═══ Material supplied ═══

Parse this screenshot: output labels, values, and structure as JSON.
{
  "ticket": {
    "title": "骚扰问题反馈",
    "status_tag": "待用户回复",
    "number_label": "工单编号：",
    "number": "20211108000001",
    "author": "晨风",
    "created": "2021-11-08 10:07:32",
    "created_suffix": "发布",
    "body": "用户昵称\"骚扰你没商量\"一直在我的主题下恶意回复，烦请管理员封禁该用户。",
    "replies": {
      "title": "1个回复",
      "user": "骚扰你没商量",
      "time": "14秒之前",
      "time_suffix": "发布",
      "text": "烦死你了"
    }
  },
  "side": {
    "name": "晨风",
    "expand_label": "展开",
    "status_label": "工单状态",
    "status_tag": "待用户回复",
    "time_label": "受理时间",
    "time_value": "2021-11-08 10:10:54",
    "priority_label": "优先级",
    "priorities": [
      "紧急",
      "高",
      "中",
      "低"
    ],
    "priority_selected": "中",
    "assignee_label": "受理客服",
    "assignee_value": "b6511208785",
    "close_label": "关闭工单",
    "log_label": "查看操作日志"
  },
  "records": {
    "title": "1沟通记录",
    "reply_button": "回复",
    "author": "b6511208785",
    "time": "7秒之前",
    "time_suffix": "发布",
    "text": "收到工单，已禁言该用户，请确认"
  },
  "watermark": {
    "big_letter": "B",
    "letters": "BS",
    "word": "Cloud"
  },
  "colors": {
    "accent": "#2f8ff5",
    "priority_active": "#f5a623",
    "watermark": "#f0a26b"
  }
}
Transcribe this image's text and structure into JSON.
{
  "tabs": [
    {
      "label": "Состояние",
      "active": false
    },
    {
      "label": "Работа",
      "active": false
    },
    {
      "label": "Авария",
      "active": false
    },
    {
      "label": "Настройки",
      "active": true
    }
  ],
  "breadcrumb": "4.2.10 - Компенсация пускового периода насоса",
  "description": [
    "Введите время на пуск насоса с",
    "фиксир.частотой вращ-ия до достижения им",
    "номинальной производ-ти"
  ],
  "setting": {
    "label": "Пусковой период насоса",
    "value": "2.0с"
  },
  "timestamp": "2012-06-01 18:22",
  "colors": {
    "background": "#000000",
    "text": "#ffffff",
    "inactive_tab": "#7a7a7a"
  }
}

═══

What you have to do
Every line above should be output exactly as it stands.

Response
Parse this screenshot: output labels, values, and structure as JSON.
{
  "ticket": {
    "title": "骚扰问题反馈",
    "status_tag": "待用户回复",
    "number_label": "工单编号：",
    "number": "20211108000001",
    "author": "晨风",
    "created": "2021-11-08 10:07:32",
    "created_suffix": "发布",
    "body": "用户昵称\"骚扰你没商量\"一直在我的主题下恶意回复，烦请管理员封禁该用户。",
    "replies": {
      "title": "1个回复",
      "user": "骚扰你没商量",
      "time": "14秒之前",
      "time_suffix": "发布",
      "text": "烦死你了"
    }
  },
  "side": {
    "name": "晨风",
    "expand_label": "展开",
    "status_label": "工单状态",
    "status_tag": "待用户回复",
    "time_label": "受理时间",
    "time_value": "2021-11-08 10:10:54",
    "priority_label": "优先级",
    "priorities": [
      "紧急",
      "高",
      "中",
      "低"
    ],
    "priority_selected": "中",
    "assignee_label": "受理客服",
    "assignee_value": "b6511208785",
    "close_label": "关闭工单",
    "log_label": "查看操作日志"
  },
  "records": {
    "title": "1沟通记录",
    "reply_button": "回复",
    "author": "b6511208785",
    "time": "7秒之前",
    "time_suffix": "发布",
    "text": "收到工单，已禁言该用户，请确认"
  },
  "watermark": {
    "big_letter": "B",
    "letters": "BS",
    "word": "Cloud"
  },
  "colors": {
    "accent": "#2f8ff5",
    "priority_active": "#f5a623",
    "watermark": "#f0a26b"
  }
}
Transcribe this image's text and structure into JSON.
{
  "tabs": [
    {
      "label": "Состояние",
      "active": false
    },
    {
      "label": "Работа",
      "active": false
    },
    {
      "label": "Авария",
      "active": false
    },
    {
      "label": "Настройки",
      "active": true
    }
  ],
  "breadcrumb": "4.2.10 - Компенсация пускового периода насоса",
  "description": [
    "Введите время на пуск насоса с",
    "фиксир.частотой вращ-ия до достижения им",
    "номинальной производ-ти"
  ],
  "setting": {
    "label": "Пусковой период насоса",
    "value": "2.0с"
  },
  "timestamp": "2012-06-01 18:22",
  "colors": {
    "background": "#000000",
    "text": "#ffffff",
    "inactive_tab": "#7a7a7a"
  }
}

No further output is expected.